Lee, Eddie Hart and maître'd Jon Spiteri (champion host, late of St John) are all working the series of rooms. Quo Vadis, with its stained-glass windows and airy feel, has simply been pared down further from its already quiet elegance, the art on the walls removed and the crisp white tablecloths brought back.

To one side of the table that Mr M and I occupy are a couple of foodie scenesters; on the other, two well-known bon viveurs. There are so many Campari, orange and pomegranate cocktails flying past that it takes a few minutes to flag down a waiter.

A note about the menu. It's so fashionable to have dim lighting and brown on cream 10pt text that I often feel unsure of what I'm ordering. No such problem here. The clear, beautiful fonts are worth celebrating; and the menus are enhanced by charming illustrations by John Broadley. There's also a jaunty little daily weather report.

Today's "bright & crisp" could apply to the mood and the service as much as the outdoor climate. Our waiter works around the love-in to deliver us an exemplary vodka Martini and fresh-lime soda (two good tests of a barman), excellent bread baked in-house and some baked salsify with Parmesan (£3.50, scrumptious) while we decide what else to have.
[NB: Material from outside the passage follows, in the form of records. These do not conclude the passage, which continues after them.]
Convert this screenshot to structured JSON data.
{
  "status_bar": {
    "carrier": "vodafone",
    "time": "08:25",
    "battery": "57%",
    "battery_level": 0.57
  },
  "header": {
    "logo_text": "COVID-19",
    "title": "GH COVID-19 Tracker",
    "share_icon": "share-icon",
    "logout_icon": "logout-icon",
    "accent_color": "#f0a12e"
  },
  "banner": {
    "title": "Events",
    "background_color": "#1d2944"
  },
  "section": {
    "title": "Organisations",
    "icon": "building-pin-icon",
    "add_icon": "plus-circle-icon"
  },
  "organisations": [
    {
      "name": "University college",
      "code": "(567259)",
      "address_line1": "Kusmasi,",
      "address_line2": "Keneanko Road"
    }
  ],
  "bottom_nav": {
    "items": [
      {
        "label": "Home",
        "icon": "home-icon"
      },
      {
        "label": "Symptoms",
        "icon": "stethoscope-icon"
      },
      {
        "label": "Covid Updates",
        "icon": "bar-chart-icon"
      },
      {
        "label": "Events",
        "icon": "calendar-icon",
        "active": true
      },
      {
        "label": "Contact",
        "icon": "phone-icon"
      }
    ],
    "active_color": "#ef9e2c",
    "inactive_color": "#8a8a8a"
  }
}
It's a short menu, boxed into sections: bites, today's pie, the oysters, the grill, and the starters and mains proper. There's also a terrific-looking set theatre menu, which is a steal at £20 for three courses – and it's available all day.

My salt duck with pickled prunes and watercress (£6.50), followed by sea bass with artichokes and gremolata (£19.50) have only one less-than-perfect component – some slightly tough, bitter artichoke slices – but really, both dishes are fantastic. The duck, cut into strips, is soft and subtle; the prunes, tangy and sticky. The tranche of sea bass is crisp, salty and juicy and there's a frenzy of green over the plate.

Mr M, unusually, has been allowed his own choice, and saves me only a tiny forkful of his zingy fennel, watercress and sardine starter (£6.50). When his beef pie (£14) arrives, he looks a little crestfallen that it's quite mannered (for which read small and neat), but what it lacks in Desperate Dan qualities, it makes up for in taste – rich, very short pastry, a layer of garlicky, buttery sauce and unctuous gravy, with clods of meltingly soft beef. We fight over some Pink Fir Apple potatoes to soak up the juices.

Lee might be pressing the flesh in the dining-room, but he's got a beady eye on what's coming out of the kitchen, and there's no let-up of quality over puddings: an almond tart with caramelised pears and vanilla ice-cream is sensational (£5.50); my St Emilion au chocolat (£7) is almost too much, it's so rich and dense.

Quo Vadis may be flavour of the month for the cutlery-clattering classes, but don't let that put you off. It might be tricky to get a table right now, but do persevere: there'll be another big opening along soon to distract them, and a dining experience this good is worth a little wait.


Scores: 1-3 stay home and cook, 4 needs help, 5 does the job, 6 flashes of promise, 7 good, 8 special, can't wait to go back, 9-10 as good as it gets

Quo Vadis, 26-29 Dean Street, London W1, tel: 020 7437 9585 Lunch and dinner, Monday-Saturday. About £100 for two, including wine

Top chefs, new places

Tom Aikens

43 Elystan Street, London SW3, tel: 020 7584 2003

This eminent dining-room offers unusually intriguing and tasty dishes in a setting of almost Scandinavian understatement; the set lunch is a bargain well worth seeking out

Alyn Williams

Westbury Hotel, Bond Street, London W1, tel: 020 7078 9579

The lunchtime set menu at this grand new dining-room run by an ex-Marcus Wareing chef is worth seeking out for its quality and value

The Castle Terrace

33-35 Castle Terrace, Edinburgh, tel: 0131 229 1222

At Tom Kitchin's new operation at the base of the castle, Dominic Jack's confident, innovative cuisine achieves some exquisite results

Reviews extracted from 'Harden's London and UK Restaurant Guides 2012' www.hardens.com

Join our new commenting forum

Join thought-provoking conversations, follow other Independent readers and see their replies

View comments